    • That said we will need some unit test for the simulator nonetheless.
      • Unfortunately, those unit tests won’t be able to fill your thesis
  • A unit test would be “Start a server and a client. Does the client connect to server ?”.

  • Then you can do variation of the test: what happen when the client and the server are on the same machine ? different machines ? multiple clients ?

  • Question: How can you be sure the agent is behaving accordingly inside the game engine?

    • But this comes down to the case 1 where you don’t test the mission, only the simulator
    • (because it makes no sense to test the mission without the autopilot (and the actual dynamics) of the robot)
  • In definitive, I think you should consider that 1. scope.

    • Because it’s not really interesting to do integration test without having the components tested before.
  • In the 2., you end up doing everything at once (because unit tests does not exist yet)

  • [ME] Can’t we load a scenario with a mission and execute it? If we can, we can train agents to do it by themselves

    • Once again, I’m not sure to understand what you train the agent for. Let say we add a lidar feature and we want to test it. What is the agent doing to test it ?
  • [ME] So, instead of writing a script or test manually, we use agents that “learn” how to perform the actions. During the execution, we can spot problems like collision, performance, or even not reaching the goal, how long it takes, etc.

    • I really don’t see how a trained IA could generate test case for a new feature he knows nothing about.
    • Also, if you need to create a “training program” to feed the IA with for each feature, you are better off writing the test yourself no ?
  • [ME] The idea is to explore more the scope of a game because either manually or with scripts you can’t cover everything

    • I understand, but I really don’t know how you could achieve that, and not even what you could achieve
    • Because this is not a game where you can train the IA to complete all quest and therefore test the critical path of the game for instance.
    • The use-case (the gameplay) are specific to each user.
    • So the only thing you can actually test are wether or not the pawn (rover, drone) are moved properly by the engine, does the engine render the proper visual, … But to be honest, this is quite limited as most of it is already being tested by Epic’s teams.
    • Also, for performances, UE4 has some profiling tools available I believe.
  • Really, the question you should try to answer first is: what needs to be tested ?

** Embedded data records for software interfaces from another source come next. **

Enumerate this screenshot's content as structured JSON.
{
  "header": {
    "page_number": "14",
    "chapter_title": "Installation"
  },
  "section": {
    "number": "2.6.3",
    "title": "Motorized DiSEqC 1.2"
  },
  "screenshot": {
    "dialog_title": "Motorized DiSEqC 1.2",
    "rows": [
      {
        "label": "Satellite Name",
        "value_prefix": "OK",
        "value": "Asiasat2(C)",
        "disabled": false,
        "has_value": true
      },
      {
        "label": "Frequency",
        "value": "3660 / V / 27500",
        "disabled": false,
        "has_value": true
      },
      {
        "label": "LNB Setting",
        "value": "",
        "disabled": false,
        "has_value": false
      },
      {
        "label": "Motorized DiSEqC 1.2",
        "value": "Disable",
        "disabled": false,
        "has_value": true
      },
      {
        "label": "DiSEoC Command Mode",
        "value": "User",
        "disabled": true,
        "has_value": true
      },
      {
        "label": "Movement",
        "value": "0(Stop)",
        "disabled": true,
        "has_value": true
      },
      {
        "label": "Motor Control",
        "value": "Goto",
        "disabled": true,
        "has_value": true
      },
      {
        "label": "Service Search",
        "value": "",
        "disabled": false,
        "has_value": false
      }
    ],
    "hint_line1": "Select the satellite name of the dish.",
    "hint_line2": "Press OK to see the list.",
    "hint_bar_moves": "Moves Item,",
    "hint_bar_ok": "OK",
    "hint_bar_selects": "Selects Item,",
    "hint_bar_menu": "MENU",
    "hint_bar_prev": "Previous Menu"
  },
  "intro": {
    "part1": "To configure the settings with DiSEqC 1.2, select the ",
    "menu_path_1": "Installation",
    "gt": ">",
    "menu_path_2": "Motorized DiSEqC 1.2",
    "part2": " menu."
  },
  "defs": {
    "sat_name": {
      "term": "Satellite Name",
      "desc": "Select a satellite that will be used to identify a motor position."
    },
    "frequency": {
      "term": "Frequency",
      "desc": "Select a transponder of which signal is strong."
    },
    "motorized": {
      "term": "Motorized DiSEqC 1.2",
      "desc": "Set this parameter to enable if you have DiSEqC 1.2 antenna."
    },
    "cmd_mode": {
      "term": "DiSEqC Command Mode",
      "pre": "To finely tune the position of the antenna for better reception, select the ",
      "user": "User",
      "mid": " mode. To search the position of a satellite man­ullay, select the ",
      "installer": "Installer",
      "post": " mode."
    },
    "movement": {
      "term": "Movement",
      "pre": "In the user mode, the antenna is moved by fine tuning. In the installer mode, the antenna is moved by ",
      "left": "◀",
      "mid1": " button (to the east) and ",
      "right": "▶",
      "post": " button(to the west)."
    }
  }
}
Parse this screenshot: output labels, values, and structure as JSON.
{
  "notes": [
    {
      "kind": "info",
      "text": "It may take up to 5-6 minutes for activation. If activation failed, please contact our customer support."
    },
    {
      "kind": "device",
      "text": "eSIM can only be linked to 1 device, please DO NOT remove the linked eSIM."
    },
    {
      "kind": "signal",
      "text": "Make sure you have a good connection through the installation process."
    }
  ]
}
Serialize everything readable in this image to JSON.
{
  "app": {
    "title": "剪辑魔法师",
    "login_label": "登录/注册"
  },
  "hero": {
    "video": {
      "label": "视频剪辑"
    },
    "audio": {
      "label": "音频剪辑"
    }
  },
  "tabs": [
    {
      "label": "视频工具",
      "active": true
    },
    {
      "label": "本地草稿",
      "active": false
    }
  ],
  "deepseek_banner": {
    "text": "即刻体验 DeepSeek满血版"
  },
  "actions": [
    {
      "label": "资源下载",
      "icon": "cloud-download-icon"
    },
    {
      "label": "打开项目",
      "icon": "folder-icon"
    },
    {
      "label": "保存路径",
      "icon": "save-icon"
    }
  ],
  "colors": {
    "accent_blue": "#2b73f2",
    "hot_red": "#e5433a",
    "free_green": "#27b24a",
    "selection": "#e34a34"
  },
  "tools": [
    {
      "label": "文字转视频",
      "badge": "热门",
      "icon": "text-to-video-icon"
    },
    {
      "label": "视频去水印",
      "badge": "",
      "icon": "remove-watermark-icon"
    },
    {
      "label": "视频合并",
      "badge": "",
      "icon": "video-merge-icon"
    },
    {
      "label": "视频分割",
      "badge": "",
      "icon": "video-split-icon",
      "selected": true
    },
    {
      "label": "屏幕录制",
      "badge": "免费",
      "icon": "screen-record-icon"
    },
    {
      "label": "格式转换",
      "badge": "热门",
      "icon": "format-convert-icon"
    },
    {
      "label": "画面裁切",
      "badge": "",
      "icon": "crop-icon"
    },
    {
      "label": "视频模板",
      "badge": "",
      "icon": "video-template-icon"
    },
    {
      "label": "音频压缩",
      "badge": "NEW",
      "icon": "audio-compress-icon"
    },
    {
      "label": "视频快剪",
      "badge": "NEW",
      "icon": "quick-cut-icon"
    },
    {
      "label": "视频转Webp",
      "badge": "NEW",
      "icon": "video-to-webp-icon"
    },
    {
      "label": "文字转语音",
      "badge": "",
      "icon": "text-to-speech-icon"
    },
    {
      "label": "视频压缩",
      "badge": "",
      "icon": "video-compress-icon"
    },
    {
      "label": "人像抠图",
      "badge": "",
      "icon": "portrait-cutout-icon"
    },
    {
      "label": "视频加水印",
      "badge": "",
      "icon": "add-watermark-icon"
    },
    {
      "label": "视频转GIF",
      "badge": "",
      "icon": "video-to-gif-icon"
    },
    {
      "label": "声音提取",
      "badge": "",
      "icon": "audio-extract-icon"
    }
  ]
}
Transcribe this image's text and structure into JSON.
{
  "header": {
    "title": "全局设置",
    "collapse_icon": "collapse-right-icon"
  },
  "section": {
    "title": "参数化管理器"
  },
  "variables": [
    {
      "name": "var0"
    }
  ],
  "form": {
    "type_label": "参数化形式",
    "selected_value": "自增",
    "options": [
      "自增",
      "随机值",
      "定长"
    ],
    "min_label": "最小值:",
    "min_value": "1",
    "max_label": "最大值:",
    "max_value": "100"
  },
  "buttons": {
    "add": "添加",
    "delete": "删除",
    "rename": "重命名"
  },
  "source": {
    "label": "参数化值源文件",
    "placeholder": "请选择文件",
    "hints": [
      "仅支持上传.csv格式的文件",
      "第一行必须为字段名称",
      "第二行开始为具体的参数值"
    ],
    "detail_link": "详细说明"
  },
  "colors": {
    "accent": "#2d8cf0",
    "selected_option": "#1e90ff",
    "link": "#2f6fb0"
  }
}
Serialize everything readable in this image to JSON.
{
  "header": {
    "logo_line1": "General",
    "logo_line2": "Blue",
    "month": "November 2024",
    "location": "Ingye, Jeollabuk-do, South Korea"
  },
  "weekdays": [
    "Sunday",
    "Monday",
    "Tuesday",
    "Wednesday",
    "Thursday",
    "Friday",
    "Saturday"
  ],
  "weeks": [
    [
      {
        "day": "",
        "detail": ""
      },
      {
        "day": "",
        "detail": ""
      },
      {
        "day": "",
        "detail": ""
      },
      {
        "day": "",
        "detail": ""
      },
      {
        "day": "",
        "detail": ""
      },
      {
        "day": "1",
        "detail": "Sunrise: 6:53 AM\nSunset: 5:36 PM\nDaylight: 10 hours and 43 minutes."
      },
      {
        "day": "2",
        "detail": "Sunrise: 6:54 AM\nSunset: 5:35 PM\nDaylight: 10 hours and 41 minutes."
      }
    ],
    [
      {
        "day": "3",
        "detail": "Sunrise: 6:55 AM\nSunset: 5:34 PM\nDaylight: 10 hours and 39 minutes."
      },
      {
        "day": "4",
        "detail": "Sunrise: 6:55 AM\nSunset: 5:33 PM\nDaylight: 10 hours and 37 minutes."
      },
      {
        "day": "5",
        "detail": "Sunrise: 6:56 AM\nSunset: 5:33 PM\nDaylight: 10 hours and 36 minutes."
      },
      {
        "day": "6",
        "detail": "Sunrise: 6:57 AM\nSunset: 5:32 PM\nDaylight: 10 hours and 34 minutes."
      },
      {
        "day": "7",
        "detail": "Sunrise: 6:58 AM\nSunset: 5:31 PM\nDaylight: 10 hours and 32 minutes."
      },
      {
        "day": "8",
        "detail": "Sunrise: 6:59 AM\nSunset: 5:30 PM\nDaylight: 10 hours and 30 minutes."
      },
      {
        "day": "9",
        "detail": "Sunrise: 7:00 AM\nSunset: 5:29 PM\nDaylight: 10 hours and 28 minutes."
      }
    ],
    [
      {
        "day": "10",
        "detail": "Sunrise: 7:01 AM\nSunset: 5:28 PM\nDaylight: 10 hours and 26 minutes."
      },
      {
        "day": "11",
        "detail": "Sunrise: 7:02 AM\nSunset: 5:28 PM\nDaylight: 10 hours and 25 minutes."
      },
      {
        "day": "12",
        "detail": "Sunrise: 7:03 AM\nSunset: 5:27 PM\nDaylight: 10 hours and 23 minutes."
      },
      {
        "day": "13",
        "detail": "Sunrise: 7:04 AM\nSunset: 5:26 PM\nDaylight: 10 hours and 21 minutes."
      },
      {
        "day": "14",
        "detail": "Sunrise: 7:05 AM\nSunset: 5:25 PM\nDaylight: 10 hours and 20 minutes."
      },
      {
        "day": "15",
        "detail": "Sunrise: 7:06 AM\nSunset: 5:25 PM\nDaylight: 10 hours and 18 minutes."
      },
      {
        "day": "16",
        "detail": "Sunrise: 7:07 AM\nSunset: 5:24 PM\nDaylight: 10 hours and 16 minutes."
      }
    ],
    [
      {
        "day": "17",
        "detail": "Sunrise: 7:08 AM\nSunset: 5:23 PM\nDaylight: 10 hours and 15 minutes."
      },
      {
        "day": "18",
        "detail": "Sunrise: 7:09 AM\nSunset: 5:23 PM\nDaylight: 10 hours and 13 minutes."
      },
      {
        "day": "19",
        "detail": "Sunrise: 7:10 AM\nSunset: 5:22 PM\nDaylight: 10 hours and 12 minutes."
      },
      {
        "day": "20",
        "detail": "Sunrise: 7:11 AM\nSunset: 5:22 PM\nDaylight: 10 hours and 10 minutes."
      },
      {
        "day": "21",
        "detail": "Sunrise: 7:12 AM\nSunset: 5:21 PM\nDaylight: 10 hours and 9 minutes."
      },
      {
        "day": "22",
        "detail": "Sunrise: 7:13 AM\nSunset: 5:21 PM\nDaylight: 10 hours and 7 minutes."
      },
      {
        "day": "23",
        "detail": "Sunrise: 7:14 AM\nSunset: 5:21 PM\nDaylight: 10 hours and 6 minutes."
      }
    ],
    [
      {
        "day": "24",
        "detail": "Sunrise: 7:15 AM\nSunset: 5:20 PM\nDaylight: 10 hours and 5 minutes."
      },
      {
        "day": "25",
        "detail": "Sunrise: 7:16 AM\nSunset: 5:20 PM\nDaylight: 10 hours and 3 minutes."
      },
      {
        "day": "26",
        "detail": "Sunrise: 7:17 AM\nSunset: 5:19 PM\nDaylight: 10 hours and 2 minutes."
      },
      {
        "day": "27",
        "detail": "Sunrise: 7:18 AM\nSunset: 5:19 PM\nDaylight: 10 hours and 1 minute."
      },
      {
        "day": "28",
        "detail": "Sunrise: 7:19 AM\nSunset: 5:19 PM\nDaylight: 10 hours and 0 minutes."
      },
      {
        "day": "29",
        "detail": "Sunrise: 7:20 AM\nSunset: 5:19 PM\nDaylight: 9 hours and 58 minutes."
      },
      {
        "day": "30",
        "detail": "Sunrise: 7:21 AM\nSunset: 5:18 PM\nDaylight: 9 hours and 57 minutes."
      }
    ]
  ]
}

    • On a practical point of view, we really needs small unit test to ensure new features doesn’t break the old ones.
    • But those are not interesting for your PhD.

week 3

Fabio meeting

about the humanitas meeting

  • The dificulty is to generate the scenario that really test the app

  • Generate blueprint or something based on existent

  • Forget it and focus on the thesis

  • Game engines

  • Understand inputs and outputs

  • Create a ML model

  • Validate

  • Automation of tests improve the testing experience

week 4

  • Different heuristics for regression test (with dashboard)
  • Q: what to test?

Yann’s meeting

  • Draw the loop between the designers and testers and how the agents can solve it
  • Understand gym-unrealcv
    • How the communication with Unreal works
    • Modify the actions
    • Modify the reward function
  • Add new environments
  • Add new heuristics
  • Add profilings